If Puerto Rico's path to statehood can be compared to Hawaii's, one could deduce that a 51st state is imminent. Today, nearly all Puerto Ricans hold US citizenship and many wish to have full voting rights, key factors in Hawaii's successful admission into the Union. Just like Puerto Rico, Hawaii benefited from a territorial status (60 years), but a desire for change grew stronger as control was shifted from the few to the many.

Puerto Rico has benefited from a commonwealth status since 1952, although it has been a US territory since 1898. Like any state, Puerto Rico receives billions of dollars each year to support its federal, state and local programs. In 2008, over $13.5 billion were granted or paid to individuals in the island in the form of housing and nutritional assistance, Social Security and veterans benefits, as well as other programs. That same year, nearly $2.5 billion was dispersed to the Puerto Rican government. These amounts do not include those budgeted for federal entities and programs, such as the US Postal Service, Homeland Security, and the Department of Defense.

Because Puerto Rico residents and companies are exempt from most federal taxes, this relationship is largely one-sided. Many claim that Puerto Ricans, such as I, make up for this deficit by enlisting in the Armed Forces. Such reasoning would allow for the incorporated States to provide a fighting force in order to avoid adding to the national treasury.

Should Puerto Rico become a state, the US would find a substantial source of income: Federal taxes would be levied on the island residents, and US and foreign companies that remain after the switch will be bound by different tax laws.

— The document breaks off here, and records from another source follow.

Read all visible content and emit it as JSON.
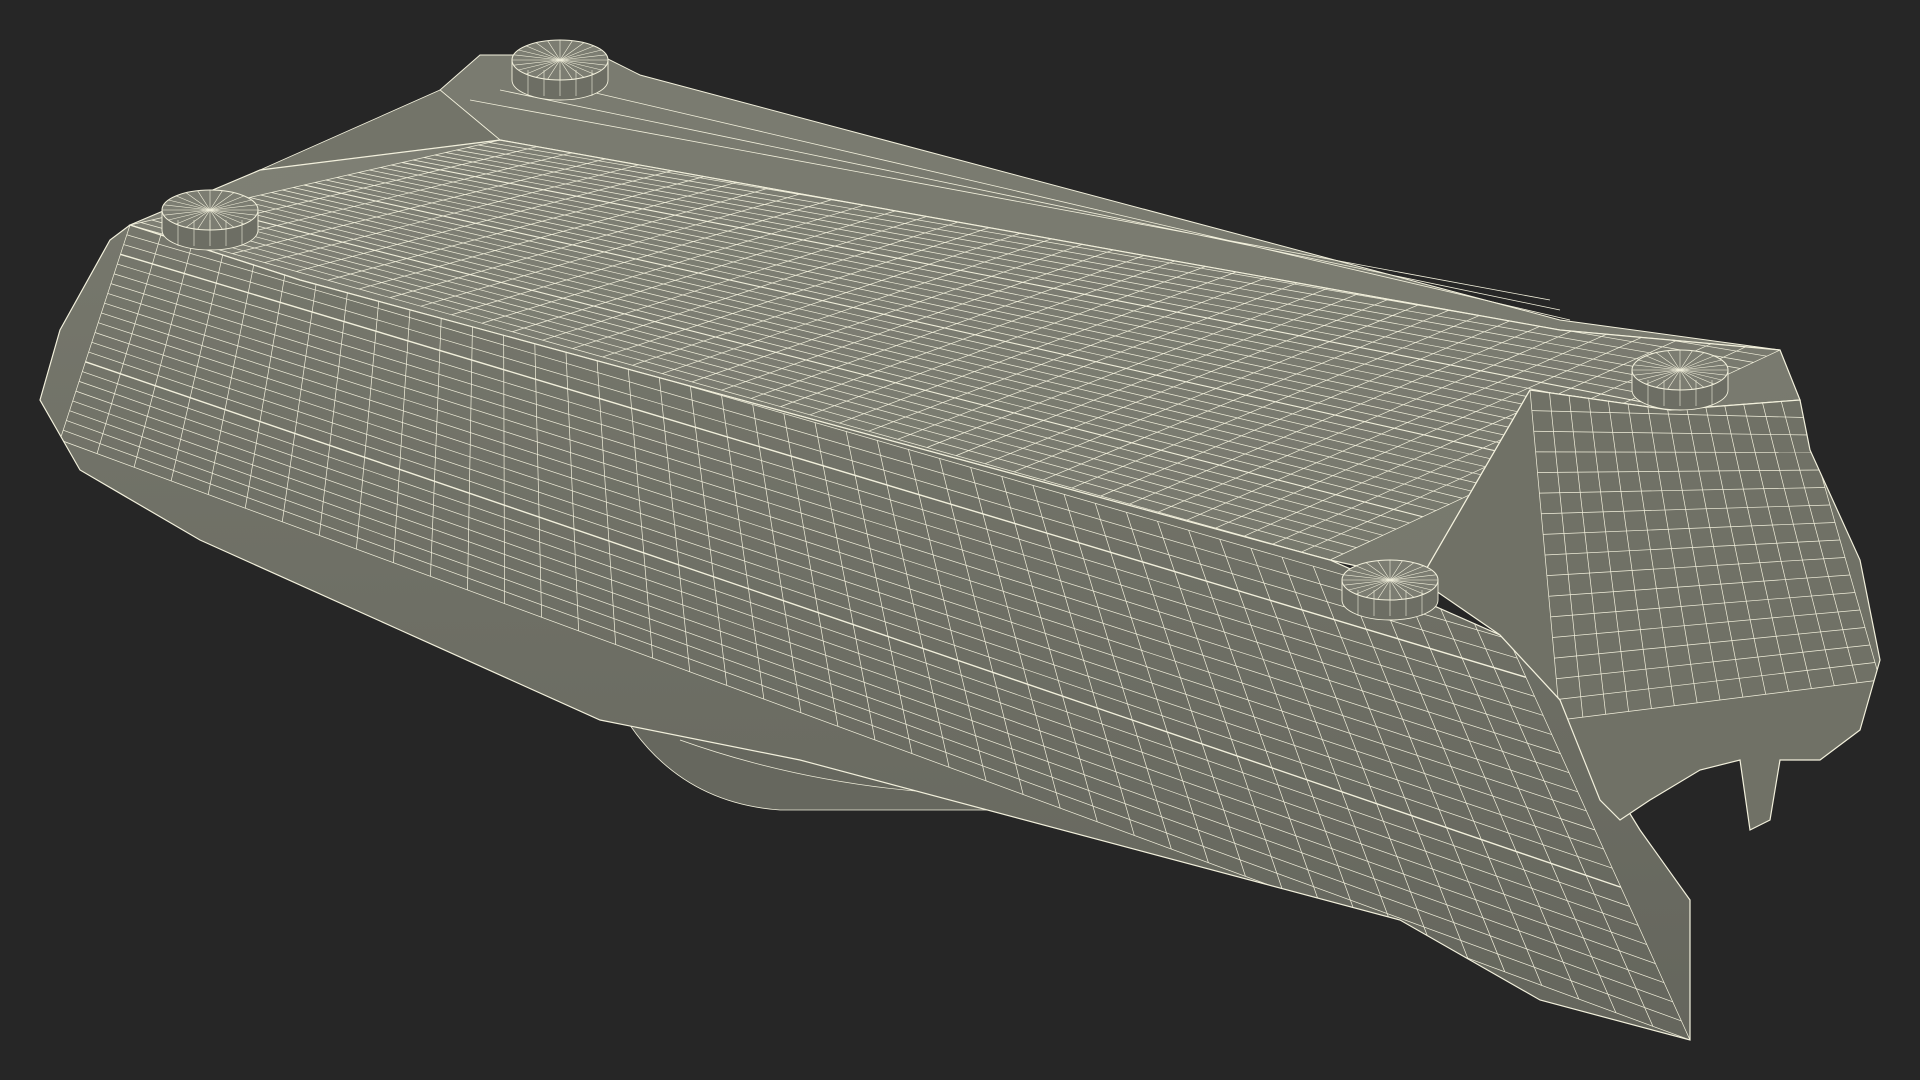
{
  "render": {
    "background_color": "#262626",
    "surface_color": "#7c7d72",
    "surface_dark_color": "#6d6e64",
    "surface_shadow_color": "#5a5b53",
    "wire_color": "#f2f0dc",
    "wire_bright_color": "#ffffff"
  },
  "model": {
    "mounting_pads": [
      {
        "name": "pad-back-left"
      },
      {
        "name": "pad-front-left"
      },
      {
        "name": "pad-back-right"
      },
      {
        "name": "pad-front-right"
      }
    ]
  }
}
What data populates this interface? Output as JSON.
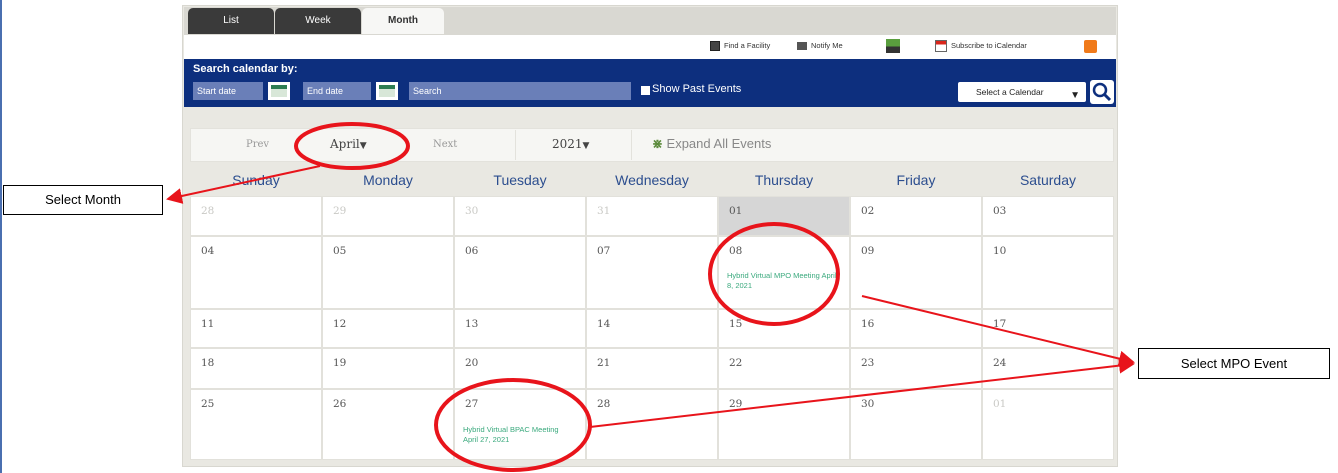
{
  "tabs": [
    {
      "label": "List",
      "state": "inactive"
    },
    {
      "label": "Week",
      "state": "inactive"
    },
    {
      "label": "Month",
      "state": "active"
    }
  ],
  "tools": {
    "find_facility": "Find a Facility",
    "notify_me": "Notify Me",
    "subscribe": "Subscribe to iCalendar"
  },
  "search": {
    "title": "Search calendar by:",
    "start_date": "Start date",
    "end_date": "End date",
    "search_placeholder": "Search",
    "show_past_label": "Show Past Events",
    "show_past_checked": false,
    "select_calendar": "Select a Calendar"
  },
  "nav": {
    "prev": "Prev",
    "month": "April",
    "next": "Next",
    "year": "2021",
    "expand": "Expand All Events"
  },
  "weekdays": [
    "Sunday",
    "Monday",
    "Tuesday",
    "Wednesday",
    "Thursday",
    "Friday",
    "Saturday"
  ],
  "weeks": [
    [
      "28",
      "29",
      "30",
      "31",
      "01",
      "02",
      "03"
    ],
    [
      "04",
      "05",
      "06",
      "07",
      "08",
      "09",
      "10"
    ],
    [
      "11",
      "12",
      "13",
      "14",
      "15",
      "16",
      "17"
    ],
    [
      "18",
      "19",
      "20",
      "21",
      "22",
      "23",
      "24"
    ],
    [
      "25",
      "26",
      "27",
      "28",
      "29",
      "30",
      "01"
    ]
  ],
  "events": {
    "mpo": "Hybrid Virtual MPO Meeting April 8, 2021",
    "bpac": "Hybrid Virtual BPAC Meeting April 27, 2021"
  },
  "annotations": {
    "select_month": "Select Month",
    "select_mpo": "Select MPO Event"
  },
  "colors": {
    "search_band": "#0d2f7e",
    "weekday_text": "#2c4e8f",
    "event_text": "#3aa97d",
    "annotation": "#e8141b"
  }
}
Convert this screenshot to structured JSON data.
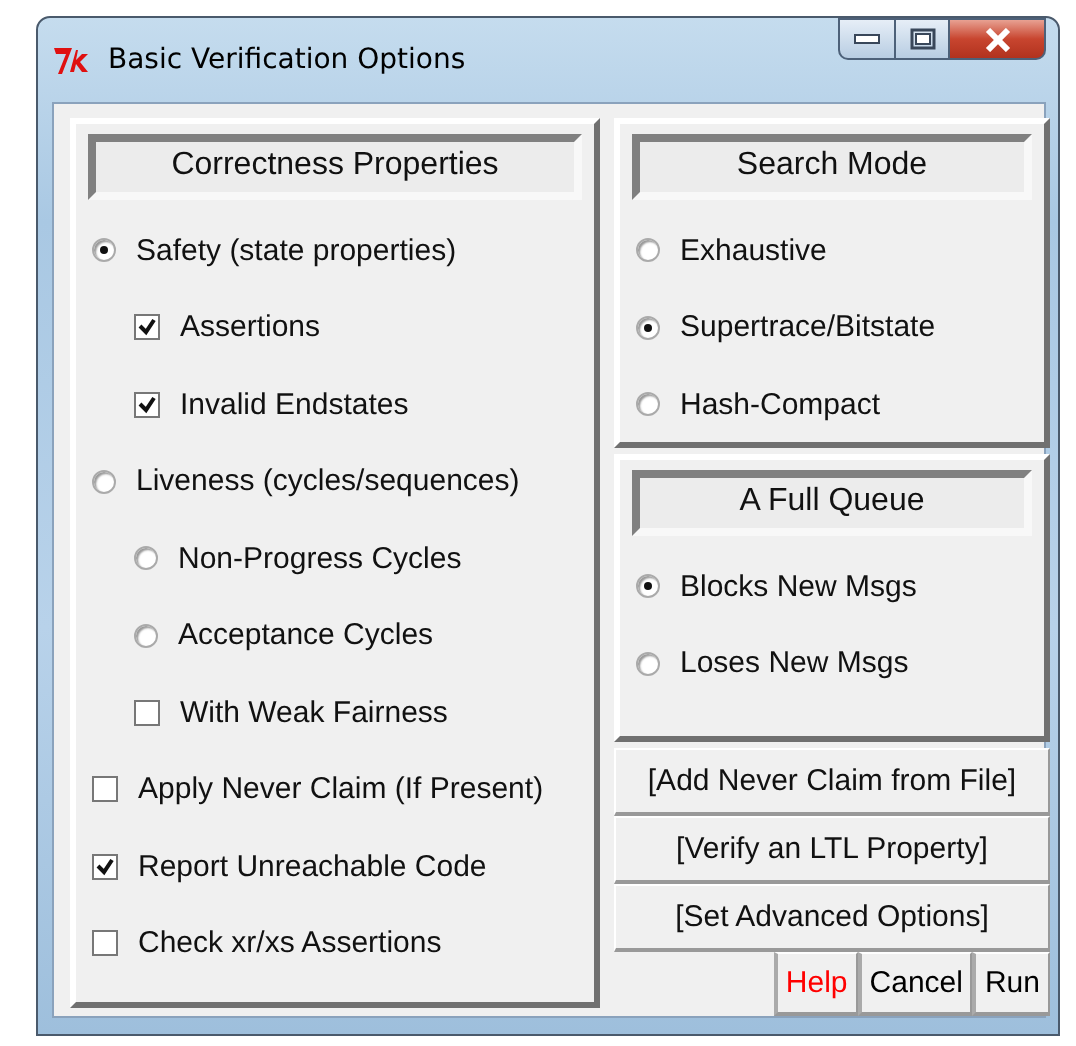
{
  "window": {
    "title": "Basic Verification Options"
  },
  "correctness": {
    "heading": "Correctness Properties",
    "options": [
      {
        "kind": "radio",
        "label": "Safety (state properties)",
        "selected": true,
        "children": [
          {
            "kind": "checkbox",
            "label": "Assertions",
            "checked": true
          },
          {
            "kind": "checkbox",
            "label": "Invalid Endstates",
            "checked": true
          }
        ]
      },
      {
        "kind": "radio",
        "label": "Liveness (cycles/sequences)",
        "selected": false,
        "children": [
          {
            "kind": "radio",
            "label": "Non-Progress Cycles",
            "selected": false
          },
          {
            "kind": "radio",
            "label": "Acceptance Cycles",
            "selected": false
          },
          {
            "kind": "checkbox",
            "label": "With Weak Fairness",
            "checked": false
          }
        ]
      },
      {
        "kind": "checkbox",
        "label": "Apply Never Claim (If Present)",
        "checked": false
      },
      {
        "kind": "checkbox",
        "label": "Report Unreachable Code",
        "checked": true
      },
      {
        "kind": "checkbox",
        "label": "Check xr/xs Assertions",
        "checked": false
      }
    ]
  },
  "search_mode": {
    "heading": "Search Mode",
    "options": [
      {
        "kind": "radio",
        "label": "Exhaustive",
        "selected": false
      },
      {
        "kind": "radio",
        "label": "Supertrace/Bitstate",
        "selected": true
      },
      {
        "kind": "radio",
        "label": "Hash-Compact",
        "selected": false
      }
    ]
  },
  "full_queue": {
    "heading": "A Full Queue",
    "options": [
      {
        "kind": "radio",
        "label": "Blocks New Msgs",
        "selected": true
      },
      {
        "kind": "radio",
        "label": "Loses New Msgs",
        "selected": false
      }
    ]
  },
  "actions": [
    {
      "label": "[Add Never Claim from File]"
    },
    {
      "label": "[Verify an LTL Property]"
    },
    {
      "label": "[Set Advanced Options]"
    }
  ],
  "buttons": [
    {
      "label": "Help",
      "color": "#ff0000"
    },
    {
      "label": "Cancel",
      "color": "#000000"
    },
    {
      "label": "Run",
      "color": "#000000"
    }
  ]
}
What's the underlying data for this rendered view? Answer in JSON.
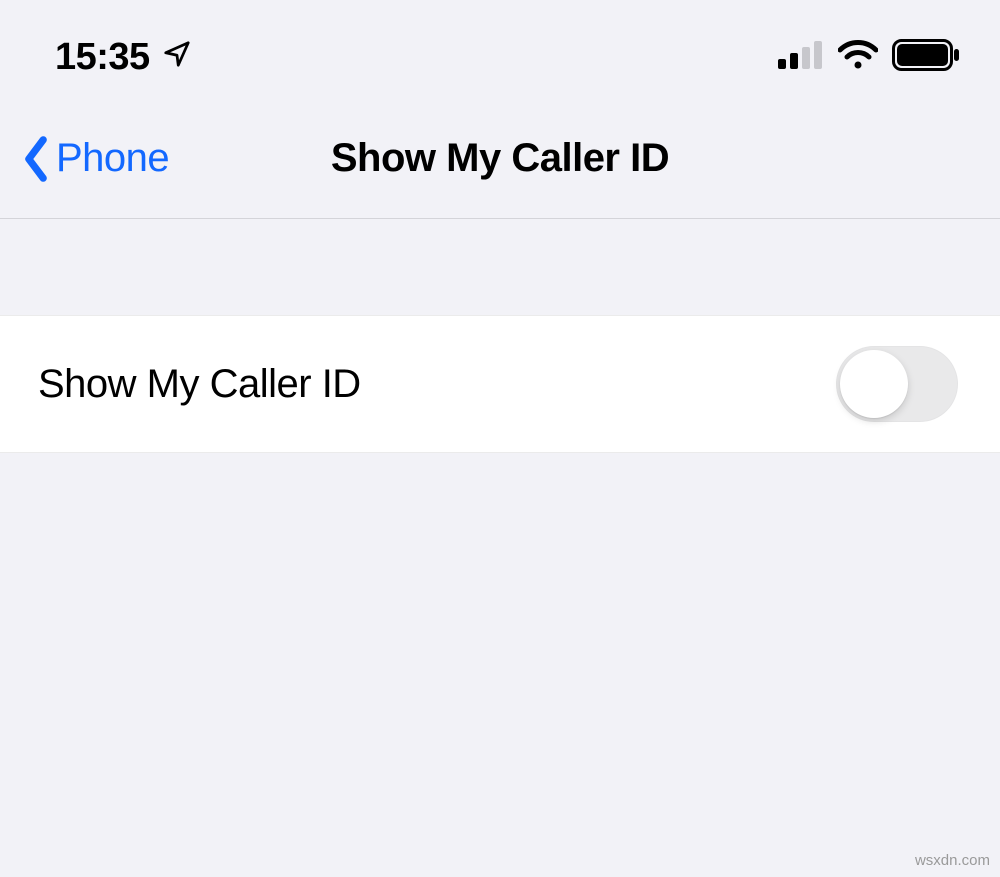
{
  "status_bar": {
    "time": "15:35",
    "location_icon": "location-arrow",
    "signal_bars_active": 2,
    "signal_bars_total": 4,
    "wifi_strength": 3,
    "battery_level_pct": 95
  },
  "nav": {
    "back_label": "Phone",
    "title": "Show My Caller ID"
  },
  "settings": {
    "caller_id": {
      "label": "Show My Caller ID",
      "enabled": false
    }
  },
  "watermark": "wsxdn.com"
}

Outside of having to pay federal taxes, it is not clear how this will affect the Puerto Rican people financially, particularly since the region is mired in poverty (in 2006 Puerto Rico's median household income was $17,6213, half of Mississippi's). Some argue more benefits are to be expected, but being that Puerto Rico residents already enjoy the same financial benefits as their US counterparts, this is not likely.

A result in favor of statehood is bound to alter the political map in the US, but, once again, it is not clear in which direction. Puerto Ricans are culturally conservative, but since becoming a commonwealth, whether to vote between conservative and liberal parties has not been an issue.

The process of self-determination endorsed by President Obama may create a neutral ground for his Administration, but it is bound to change history for all parties involved, whatever the outcome.